## [REQUIRED ACTION]
Your answer should be every line of the records that contains the word "JSON".

[Data about app and page elements]
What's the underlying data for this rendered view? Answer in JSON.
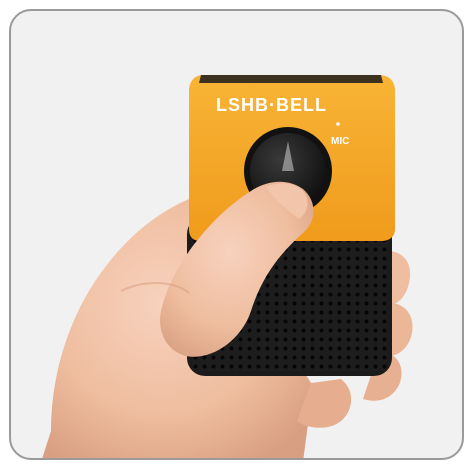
{
  "product": {
    "brand_label": "LSHB·BELL",
    "mic_label": "MIC"
  },
  "colors": {
    "frame_border": "#9a9a9a",
    "frame_background": "#f1f1f1",
    "device_panel": "#f5a623",
    "device_body": "#1b1b1b",
    "skin": "#f2c4a9"
  },
  "icons": {
    "mic_indicator": "mic-dot-icon"
  }
}
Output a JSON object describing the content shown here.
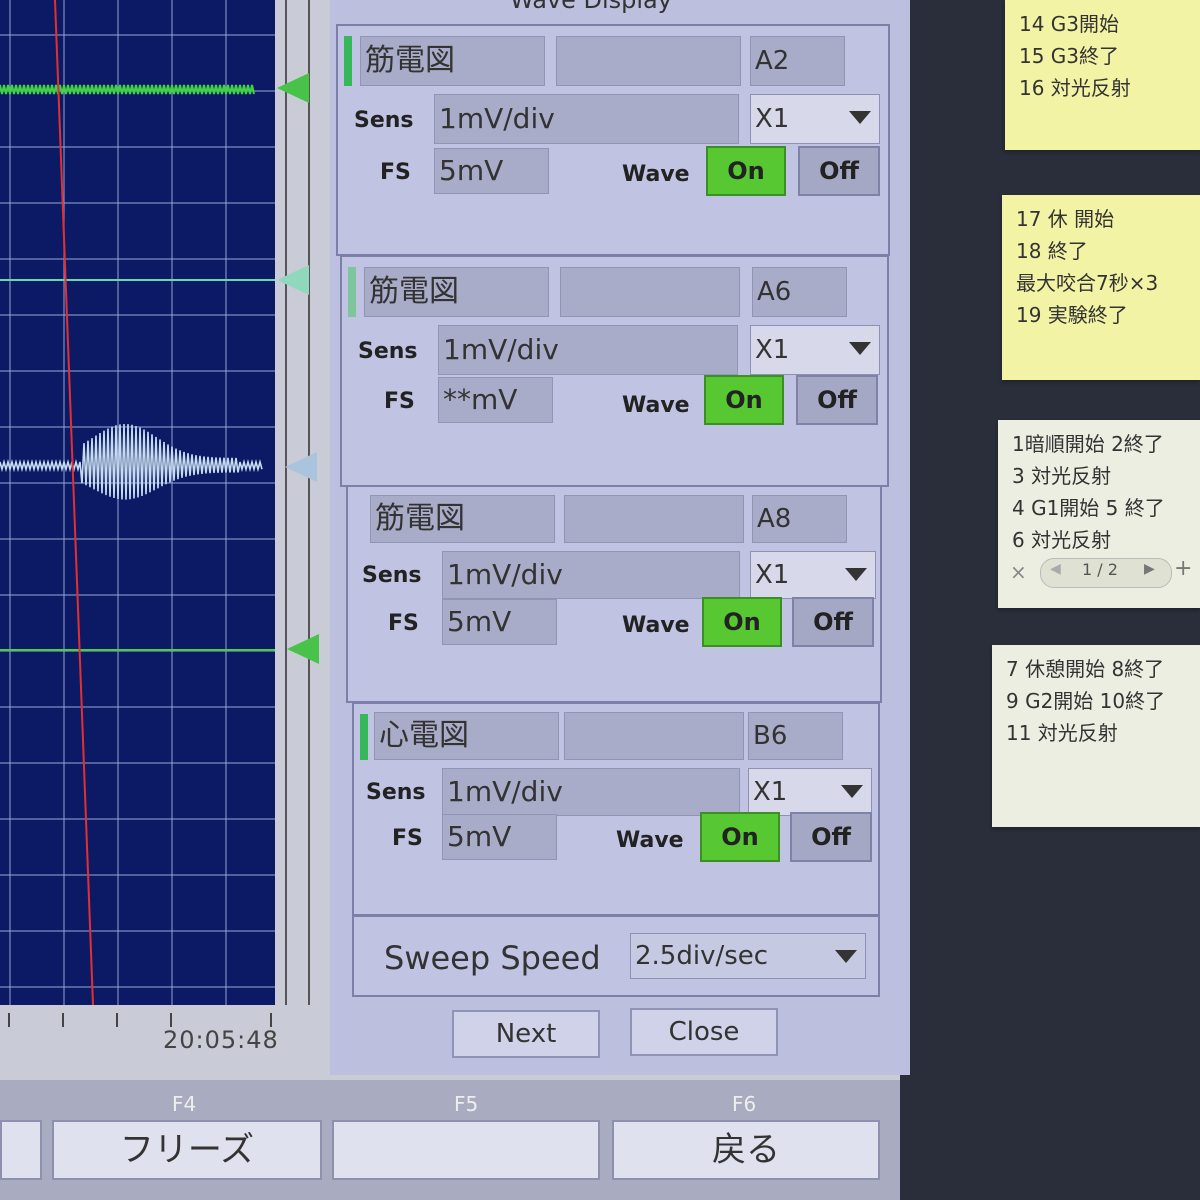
{
  "dialog": {
    "title": "Wave Display",
    "channels": [
      {
        "name": "筋電図",
        "channel": "A2",
        "sens_label": "Sens",
        "sens": "1mV/div",
        "multiplier": "X1",
        "fs_label": "FS",
        "fs": "5mV",
        "wave_label": "Wave",
        "on": "On",
        "off": "Off"
      },
      {
        "name": "筋電図",
        "channel": "A6",
        "sens_label": "Sens",
        "sens": "1mV/div",
        "multiplier": "X1",
        "fs_label": "FS",
        "fs": "**mV",
        "wave_label": "Wave",
        "on": "On",
        "off": "Off"
      },
      {
        "name": "筋電図",
        "channel": "A8",
        "sens_label": "Sens",
        "sens": "1mV/div",
        "multiplier": "X1",
        "fs_label": "FS",
        "fs": "5mV",
        "wave_label": "Wave",
        "on": "On",
        "off": "Off"
      },
      {
        "name": "心電図",
        "channel": "B6",
        "sens_label": "Sens",
        "sens": "1mV/div",
        "multiplier": "X1",
        "fs_label": "FS",
        "fs": "5mV",
        "wave_label": "Wave",
        "on": "On",
        "off": "Off"
      }
    ],
    "sweep_label": "Sweep Speed",
    "sweep_value": "2.5div/sec",
    "next": "Next",
    "close": "Close"
  },
  "wave": {
    "timestamp": "20:05:48"
  },
  "function_bar": {
    "f4": "F4",
    "f4_label": "フリーズ",
    "f5": "F5",
    "f5_label": "",
    "f6": "F6",
    "f6_label": "戻る"
  },
  "notes": {
    "note1": [
      "14 G3開始",
      "15 G3終了",
      "16 対光反射"
    ],
    "note2": [
      "17 休 開始",
      "18 終了",
      "最大咬合7秒×3",
      "19 実験終了"
    ],
    "note3": [
      "1暗順開始 2終了",
      "3 対光反射",
      "4 G1開始 5 終了",
      "6 対光反射"
    ],
    "note3_page": "1 / 2",
    "note4": [
      "7 休憩開始 8終了",
      "9 G2開始 10終了",
      "11 対光反射"
    ]
  },
  "colors": {
    "screen": "#0c1a66",
    "emg_trace": "#41d441",
    "teal_trace": "#63d9b0",
    "cursor": "#e23030",
    "on_button": "#58c832"
  }
}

## [WORKED SOLUTION]
What's the underlying data for this rendered view? Answer in JSON.
Output a JSON object describing the content shown here.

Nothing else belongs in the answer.